[Dataset rows for apps and sites]
──────────────────────────────

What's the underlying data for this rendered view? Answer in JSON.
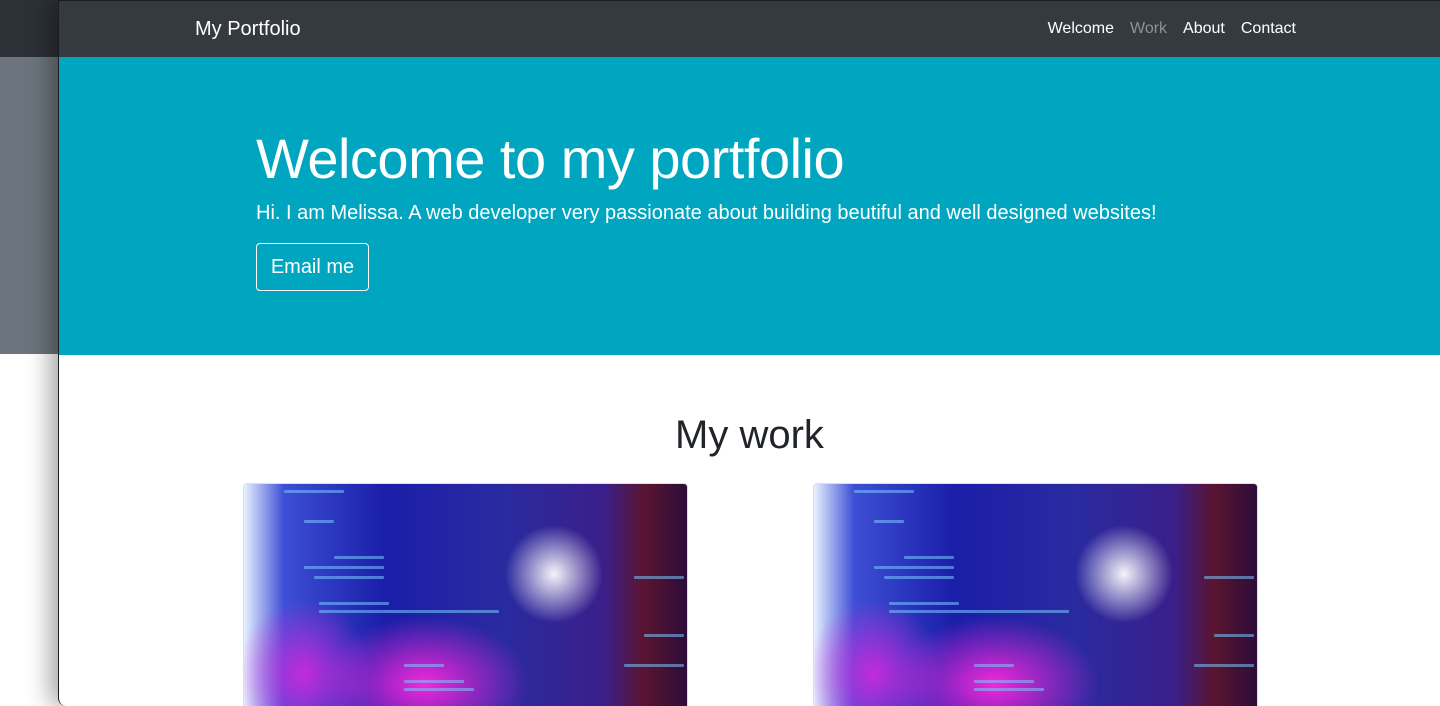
{
  "navbar": {
    "brand": "My Portfolio",
    "links": [
      {
        "label": "Welcome"
      },
      {
        "label": "Work",
        "muted": true
      },
      {
        "label": "About"
      },
      {
        "label": "Contact"
      }
    ]
  },
  "hero": {
    "title": "Welcome to my portfolio",
    "subtitle": "Hi. I am Melissa. A web developer very passionate about building beutiful and well designed websites!",
    "button_label": "Email me"
  },
  "work": {
    "title": "My work",
    "cards": [
      {
        "image": "code-on-screen-photo"
      },
      {
        "image": "code-on-screen-photo"
      }
    ]
  },
  "colors": {
    "navbar_bg": "#343a40",
    "hero_bg": "#00a5c0",
    "text_dark": "#212529",
    "nav_muted": "#8e9296"
  }
}
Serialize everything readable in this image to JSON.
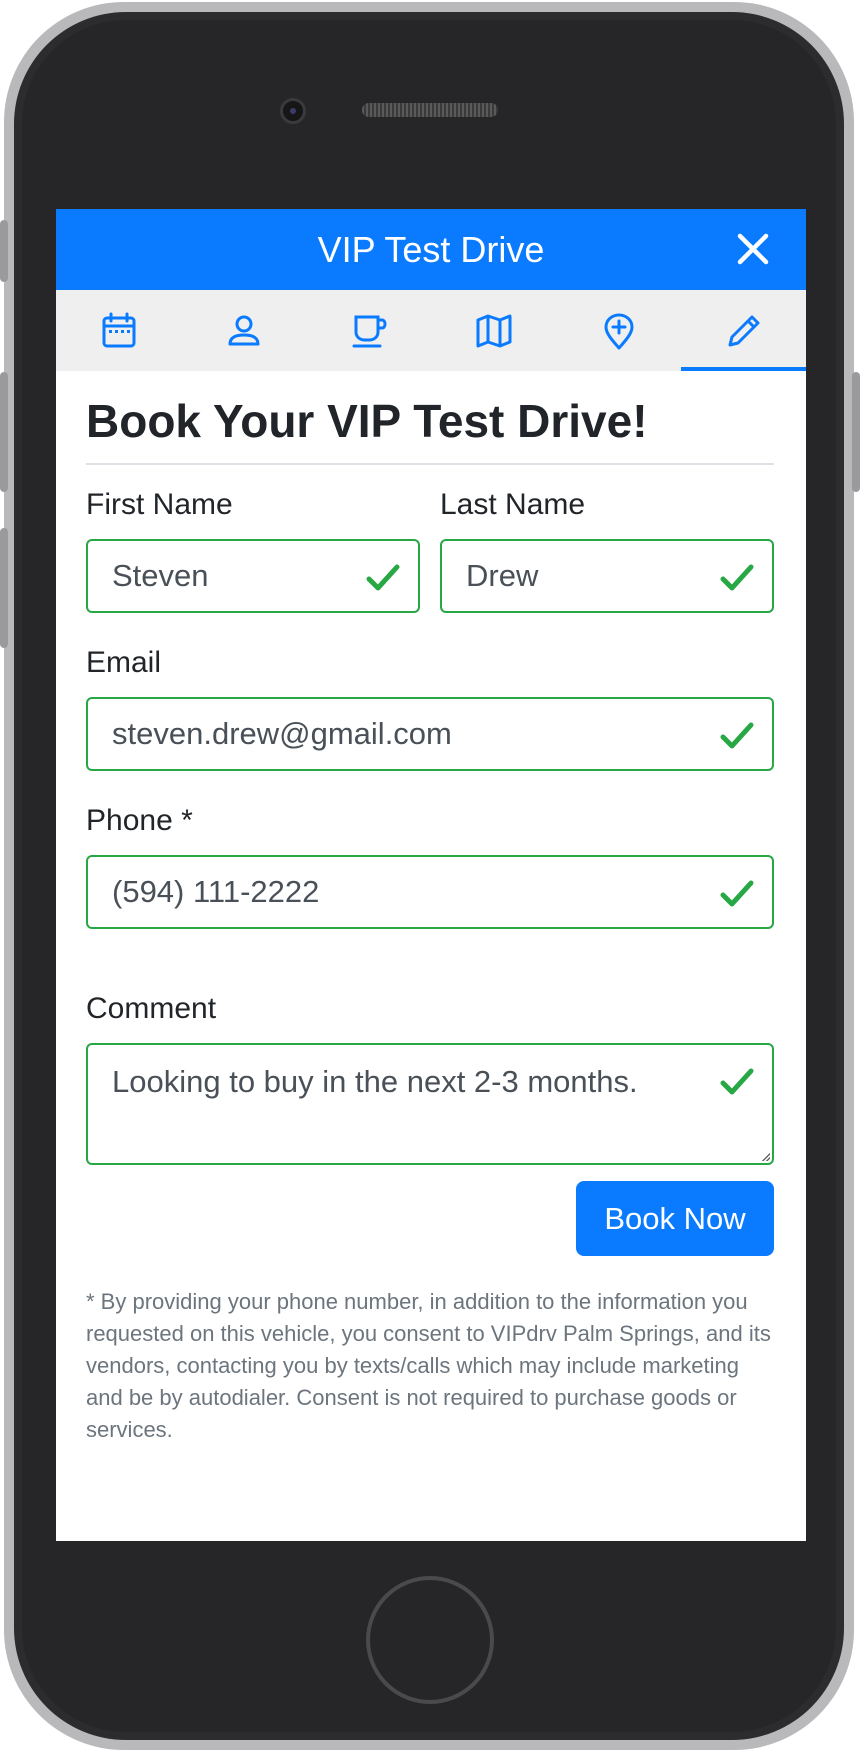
{
  "header": {
    "title": "VIP Test Drive"
  },
  "tabs": [
    {
      "icon": "calendar-icon"
    },
    {
      "icon": "person-icon"
    },
    {
      "icon": "coffee-cup-icon"
    },
    {
      "icon": "map-icon"
    },
    {
      "icon": "location-pin-plus-icon"
    },
    {
      "icon": "pencil-icon",
      "active": true
    }
  ],
  "form": {
    "heading": "Book Your VIP Test Drive!",
    "first_name": {
      "label": "First Name",
      "value": "Steven"
    },
    "last_name": {
      "label": "Last Name",
      "value": "Drew"
    },
    "email": {
      "label": "Email",
      "value": "steven.drew@gmail.com"
    },
    "phone": {
      "label": "Phone *",
      "value": "(594) 111-2222"
    },
    "comment": {
      "label": "Comment",
      "value": "Looking to buy in the next 2-3 months."
    },
    "submit_label": "Book Now",
    "disclaimer": "* By providing your phone number, in addition to the information you requested on this vehicle, you consent to VIPdrv Palm Springs, and its vendors, contacting you by texts/calls which may include marketing and be by autodialer. Consent is not required to purchase goods or services."
  },
  "colors": {
    "primary": "#0a7bff",
    "valid": "#28a745",
    "muted": "#6c757d"
  }
}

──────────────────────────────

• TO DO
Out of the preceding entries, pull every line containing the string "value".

• TASK RESULT
      "value": "Steven"
      "value": "Drew"
      "value": "steven.drew@gmail.com"
      "value": "(594) 111-2222"
      "value": "Looking to buy in the next 2-3 months."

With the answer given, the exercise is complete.